[Source records]
================================

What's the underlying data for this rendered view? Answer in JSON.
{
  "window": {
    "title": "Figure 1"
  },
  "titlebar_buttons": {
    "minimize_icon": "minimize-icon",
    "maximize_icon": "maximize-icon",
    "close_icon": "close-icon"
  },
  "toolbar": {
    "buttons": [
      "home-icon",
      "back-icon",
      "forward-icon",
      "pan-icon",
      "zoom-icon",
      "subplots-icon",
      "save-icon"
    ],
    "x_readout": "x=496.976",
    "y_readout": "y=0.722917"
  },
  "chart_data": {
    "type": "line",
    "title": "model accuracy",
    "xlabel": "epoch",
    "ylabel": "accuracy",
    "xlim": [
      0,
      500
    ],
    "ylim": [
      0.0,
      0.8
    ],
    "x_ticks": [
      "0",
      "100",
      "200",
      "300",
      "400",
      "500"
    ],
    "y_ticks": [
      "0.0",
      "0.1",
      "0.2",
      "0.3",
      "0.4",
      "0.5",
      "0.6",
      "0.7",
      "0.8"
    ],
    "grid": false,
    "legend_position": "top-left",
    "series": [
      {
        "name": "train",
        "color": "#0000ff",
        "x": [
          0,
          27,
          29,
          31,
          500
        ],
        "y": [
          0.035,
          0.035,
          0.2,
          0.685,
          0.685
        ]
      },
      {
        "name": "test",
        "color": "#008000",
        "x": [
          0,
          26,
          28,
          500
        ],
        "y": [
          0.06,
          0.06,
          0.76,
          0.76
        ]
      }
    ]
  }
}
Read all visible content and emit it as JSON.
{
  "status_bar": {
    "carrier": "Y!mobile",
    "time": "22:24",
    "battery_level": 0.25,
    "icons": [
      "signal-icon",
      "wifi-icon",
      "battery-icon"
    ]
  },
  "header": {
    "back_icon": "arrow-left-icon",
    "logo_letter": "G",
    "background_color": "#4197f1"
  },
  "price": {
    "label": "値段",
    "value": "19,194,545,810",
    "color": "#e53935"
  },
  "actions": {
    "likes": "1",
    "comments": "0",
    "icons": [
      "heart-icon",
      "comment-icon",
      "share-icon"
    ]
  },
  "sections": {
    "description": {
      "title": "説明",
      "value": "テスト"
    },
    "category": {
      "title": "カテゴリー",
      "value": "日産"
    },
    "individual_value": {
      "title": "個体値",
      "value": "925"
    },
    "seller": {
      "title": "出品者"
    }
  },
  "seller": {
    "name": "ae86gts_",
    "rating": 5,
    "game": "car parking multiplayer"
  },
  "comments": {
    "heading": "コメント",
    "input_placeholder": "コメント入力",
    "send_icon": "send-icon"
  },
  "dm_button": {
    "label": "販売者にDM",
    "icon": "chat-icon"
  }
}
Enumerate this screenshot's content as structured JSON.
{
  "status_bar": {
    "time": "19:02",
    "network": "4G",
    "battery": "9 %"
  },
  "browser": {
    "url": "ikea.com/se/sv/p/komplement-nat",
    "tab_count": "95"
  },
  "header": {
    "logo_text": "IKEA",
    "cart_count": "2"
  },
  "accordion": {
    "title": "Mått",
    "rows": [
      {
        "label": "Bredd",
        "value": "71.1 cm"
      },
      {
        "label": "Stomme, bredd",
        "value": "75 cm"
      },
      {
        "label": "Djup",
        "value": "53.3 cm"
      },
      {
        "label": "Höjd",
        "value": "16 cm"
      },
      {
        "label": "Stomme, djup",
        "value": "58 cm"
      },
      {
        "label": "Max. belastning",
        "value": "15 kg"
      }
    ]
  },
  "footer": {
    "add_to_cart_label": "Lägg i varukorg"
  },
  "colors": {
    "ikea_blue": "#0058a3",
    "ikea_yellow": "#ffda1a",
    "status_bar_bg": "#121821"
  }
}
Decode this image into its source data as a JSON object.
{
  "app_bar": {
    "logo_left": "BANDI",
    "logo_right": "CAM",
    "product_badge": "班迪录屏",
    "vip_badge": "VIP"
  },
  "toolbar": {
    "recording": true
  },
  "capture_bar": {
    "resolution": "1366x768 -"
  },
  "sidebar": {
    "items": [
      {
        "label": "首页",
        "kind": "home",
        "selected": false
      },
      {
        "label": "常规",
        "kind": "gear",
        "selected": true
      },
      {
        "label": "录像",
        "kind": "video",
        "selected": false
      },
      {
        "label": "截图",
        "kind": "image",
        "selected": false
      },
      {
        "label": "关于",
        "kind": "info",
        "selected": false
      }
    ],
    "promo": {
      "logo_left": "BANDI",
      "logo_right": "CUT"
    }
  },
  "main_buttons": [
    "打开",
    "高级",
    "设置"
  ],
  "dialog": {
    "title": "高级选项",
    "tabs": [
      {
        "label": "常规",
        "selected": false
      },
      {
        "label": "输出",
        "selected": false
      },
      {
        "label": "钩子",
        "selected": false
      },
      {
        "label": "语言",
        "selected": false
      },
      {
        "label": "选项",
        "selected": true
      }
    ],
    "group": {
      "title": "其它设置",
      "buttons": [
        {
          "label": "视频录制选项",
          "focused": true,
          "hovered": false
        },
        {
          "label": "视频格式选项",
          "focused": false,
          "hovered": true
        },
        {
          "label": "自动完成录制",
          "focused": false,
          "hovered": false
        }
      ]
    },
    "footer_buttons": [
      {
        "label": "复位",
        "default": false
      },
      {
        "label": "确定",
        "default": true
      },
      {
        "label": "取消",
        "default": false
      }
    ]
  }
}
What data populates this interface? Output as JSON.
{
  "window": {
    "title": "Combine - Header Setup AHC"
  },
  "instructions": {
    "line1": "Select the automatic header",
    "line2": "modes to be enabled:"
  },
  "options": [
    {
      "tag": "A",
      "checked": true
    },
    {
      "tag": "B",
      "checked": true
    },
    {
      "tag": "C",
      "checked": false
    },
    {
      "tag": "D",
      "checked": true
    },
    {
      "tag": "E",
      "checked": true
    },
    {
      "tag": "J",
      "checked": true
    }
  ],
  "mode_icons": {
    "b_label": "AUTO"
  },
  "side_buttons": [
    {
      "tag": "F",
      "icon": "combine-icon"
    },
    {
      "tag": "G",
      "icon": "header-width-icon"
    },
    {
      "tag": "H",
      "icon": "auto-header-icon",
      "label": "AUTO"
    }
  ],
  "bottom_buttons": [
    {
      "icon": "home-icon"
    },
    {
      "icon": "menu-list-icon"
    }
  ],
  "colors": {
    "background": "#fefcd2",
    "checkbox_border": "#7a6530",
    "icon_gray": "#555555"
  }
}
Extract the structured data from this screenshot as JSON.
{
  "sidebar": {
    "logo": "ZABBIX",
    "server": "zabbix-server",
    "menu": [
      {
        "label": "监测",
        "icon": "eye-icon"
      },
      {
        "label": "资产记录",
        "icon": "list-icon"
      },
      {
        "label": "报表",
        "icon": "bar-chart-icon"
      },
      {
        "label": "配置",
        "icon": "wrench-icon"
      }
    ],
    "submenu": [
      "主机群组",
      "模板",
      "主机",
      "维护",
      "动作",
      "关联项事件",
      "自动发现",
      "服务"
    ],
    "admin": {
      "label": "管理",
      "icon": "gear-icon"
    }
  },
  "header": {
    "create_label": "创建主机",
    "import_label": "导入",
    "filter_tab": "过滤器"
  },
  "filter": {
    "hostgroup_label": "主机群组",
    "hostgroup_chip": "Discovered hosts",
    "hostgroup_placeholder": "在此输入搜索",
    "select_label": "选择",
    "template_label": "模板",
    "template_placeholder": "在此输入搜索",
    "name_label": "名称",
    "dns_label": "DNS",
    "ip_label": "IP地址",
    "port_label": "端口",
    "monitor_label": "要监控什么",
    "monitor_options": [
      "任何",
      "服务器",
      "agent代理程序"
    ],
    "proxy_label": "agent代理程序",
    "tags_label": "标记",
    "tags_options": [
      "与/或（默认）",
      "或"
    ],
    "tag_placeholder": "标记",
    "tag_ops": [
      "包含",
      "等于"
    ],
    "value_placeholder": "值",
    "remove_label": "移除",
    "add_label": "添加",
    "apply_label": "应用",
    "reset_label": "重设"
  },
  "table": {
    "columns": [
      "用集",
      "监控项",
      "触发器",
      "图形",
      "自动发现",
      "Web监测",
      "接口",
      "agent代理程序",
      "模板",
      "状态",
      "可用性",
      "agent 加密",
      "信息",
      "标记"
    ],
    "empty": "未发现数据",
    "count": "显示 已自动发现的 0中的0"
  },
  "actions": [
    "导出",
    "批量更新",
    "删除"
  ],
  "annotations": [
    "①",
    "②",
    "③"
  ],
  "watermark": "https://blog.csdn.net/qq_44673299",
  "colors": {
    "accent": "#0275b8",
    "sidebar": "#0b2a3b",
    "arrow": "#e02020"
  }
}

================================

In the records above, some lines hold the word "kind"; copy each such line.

» **Answer for the task**:
        "kind": "home",
        "kind": "gear",
        "kind": "video",
        "kind": "image",
        "kind": "info",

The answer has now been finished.